#netstat -lnput | grep xl2tpd

Do not forget to forward UDP ports 500, 1701 and 4500 on your router.

And now the funny part…  Connecting your clients. Android devices connect effortlessly, just install your client certificate using the p12 file, put your PPP username and password as well as the server IP address /which will be the public address of your router/ or its DNS name /should resolve to your router’s public address/ and you are done.
Have not tried iOS device yet, but as Mac OS X connects I would assume there will not be a problem, though it was a bit tricky with the Mac. Make sure you install the client certificate in your System key chain and then make it trusted. Make sure you have a record in your DNS server with exactly the same name of your VPN server as it is in the certificate and when setting the connection do not use the IP address, use the domain name. If you do not do it this way you will not be able to connect.
Windows… well I could not manage to connect even a single Windows 7 client PC regardless of what I tried – switching off firewall and antivirus software, changing the configuration of the VPN server, had the certificates properly installed with MMC, and before you ask – yes, I have had the AssumeUDPEncapsulationContextOnSendRule in the registry set to 2. Nothing worked. Had a brief look at third party VPN clients for Windows, but could not find a good enough to support L2TP VPN with certificates. So if anyone have experience with this I will be happy to see what is wrong and where, I could not figure it out from the server logs.
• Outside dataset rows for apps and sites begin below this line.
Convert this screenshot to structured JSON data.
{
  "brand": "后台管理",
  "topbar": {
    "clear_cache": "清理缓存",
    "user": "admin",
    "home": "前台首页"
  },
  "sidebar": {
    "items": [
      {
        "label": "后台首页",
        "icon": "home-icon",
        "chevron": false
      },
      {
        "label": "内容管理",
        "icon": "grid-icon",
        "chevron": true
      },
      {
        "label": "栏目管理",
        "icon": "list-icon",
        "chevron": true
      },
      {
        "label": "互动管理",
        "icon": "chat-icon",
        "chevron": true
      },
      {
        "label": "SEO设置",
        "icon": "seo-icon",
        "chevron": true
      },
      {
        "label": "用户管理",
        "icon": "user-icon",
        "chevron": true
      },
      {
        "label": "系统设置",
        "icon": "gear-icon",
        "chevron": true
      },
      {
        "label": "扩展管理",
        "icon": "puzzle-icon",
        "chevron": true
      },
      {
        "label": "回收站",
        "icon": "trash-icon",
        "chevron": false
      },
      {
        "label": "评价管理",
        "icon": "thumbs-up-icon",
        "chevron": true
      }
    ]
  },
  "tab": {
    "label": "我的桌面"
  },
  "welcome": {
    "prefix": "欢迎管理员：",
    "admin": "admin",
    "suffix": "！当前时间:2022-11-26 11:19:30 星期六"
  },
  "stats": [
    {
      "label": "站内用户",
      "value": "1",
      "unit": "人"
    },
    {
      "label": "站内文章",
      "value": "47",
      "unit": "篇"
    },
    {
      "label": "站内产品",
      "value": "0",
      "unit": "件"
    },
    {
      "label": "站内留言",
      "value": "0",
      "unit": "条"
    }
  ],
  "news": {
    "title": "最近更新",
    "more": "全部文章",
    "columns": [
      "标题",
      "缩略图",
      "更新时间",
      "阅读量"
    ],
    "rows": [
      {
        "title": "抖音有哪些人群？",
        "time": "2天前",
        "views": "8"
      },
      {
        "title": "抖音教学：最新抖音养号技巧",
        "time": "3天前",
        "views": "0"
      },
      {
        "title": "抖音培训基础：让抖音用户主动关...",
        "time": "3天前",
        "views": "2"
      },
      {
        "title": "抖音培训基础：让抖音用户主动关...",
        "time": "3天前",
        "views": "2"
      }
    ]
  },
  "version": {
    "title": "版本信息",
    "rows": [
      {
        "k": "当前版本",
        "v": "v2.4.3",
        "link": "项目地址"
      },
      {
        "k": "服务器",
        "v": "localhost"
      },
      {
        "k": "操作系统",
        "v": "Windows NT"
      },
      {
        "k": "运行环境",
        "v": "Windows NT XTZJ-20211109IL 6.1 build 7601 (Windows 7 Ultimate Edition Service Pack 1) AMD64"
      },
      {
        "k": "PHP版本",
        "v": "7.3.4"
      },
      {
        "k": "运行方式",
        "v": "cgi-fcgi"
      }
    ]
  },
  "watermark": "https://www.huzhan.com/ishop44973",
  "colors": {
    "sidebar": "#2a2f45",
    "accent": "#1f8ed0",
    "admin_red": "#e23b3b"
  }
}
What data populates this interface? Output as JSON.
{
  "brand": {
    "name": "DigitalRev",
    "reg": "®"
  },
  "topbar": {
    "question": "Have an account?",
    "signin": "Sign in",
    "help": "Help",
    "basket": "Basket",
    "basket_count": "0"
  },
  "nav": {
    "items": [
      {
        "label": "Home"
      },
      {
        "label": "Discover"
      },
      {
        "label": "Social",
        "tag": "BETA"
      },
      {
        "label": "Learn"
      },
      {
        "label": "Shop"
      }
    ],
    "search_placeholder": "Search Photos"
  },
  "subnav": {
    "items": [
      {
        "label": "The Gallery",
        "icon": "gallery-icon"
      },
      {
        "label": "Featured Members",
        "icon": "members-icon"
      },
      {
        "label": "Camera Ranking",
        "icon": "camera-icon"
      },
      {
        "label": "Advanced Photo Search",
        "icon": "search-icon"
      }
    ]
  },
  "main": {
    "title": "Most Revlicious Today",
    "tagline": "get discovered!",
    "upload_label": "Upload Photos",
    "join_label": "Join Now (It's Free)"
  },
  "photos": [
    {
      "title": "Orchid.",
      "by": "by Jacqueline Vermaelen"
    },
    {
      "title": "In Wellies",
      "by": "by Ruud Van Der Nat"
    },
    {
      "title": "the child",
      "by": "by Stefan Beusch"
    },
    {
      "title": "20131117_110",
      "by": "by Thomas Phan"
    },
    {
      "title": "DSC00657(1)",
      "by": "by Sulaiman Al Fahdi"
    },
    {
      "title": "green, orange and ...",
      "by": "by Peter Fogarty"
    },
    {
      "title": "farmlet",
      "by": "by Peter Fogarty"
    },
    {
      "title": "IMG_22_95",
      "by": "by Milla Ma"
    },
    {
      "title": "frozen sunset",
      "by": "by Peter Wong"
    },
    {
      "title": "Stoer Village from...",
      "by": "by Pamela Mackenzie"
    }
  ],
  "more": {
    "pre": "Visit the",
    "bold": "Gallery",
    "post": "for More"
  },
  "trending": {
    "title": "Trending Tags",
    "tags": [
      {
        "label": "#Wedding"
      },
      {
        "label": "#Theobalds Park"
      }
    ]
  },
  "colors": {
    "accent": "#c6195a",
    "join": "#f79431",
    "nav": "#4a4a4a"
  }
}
“And that’s all I’ve got to say about that” – Forrest Gump 🙂

For now. 🙂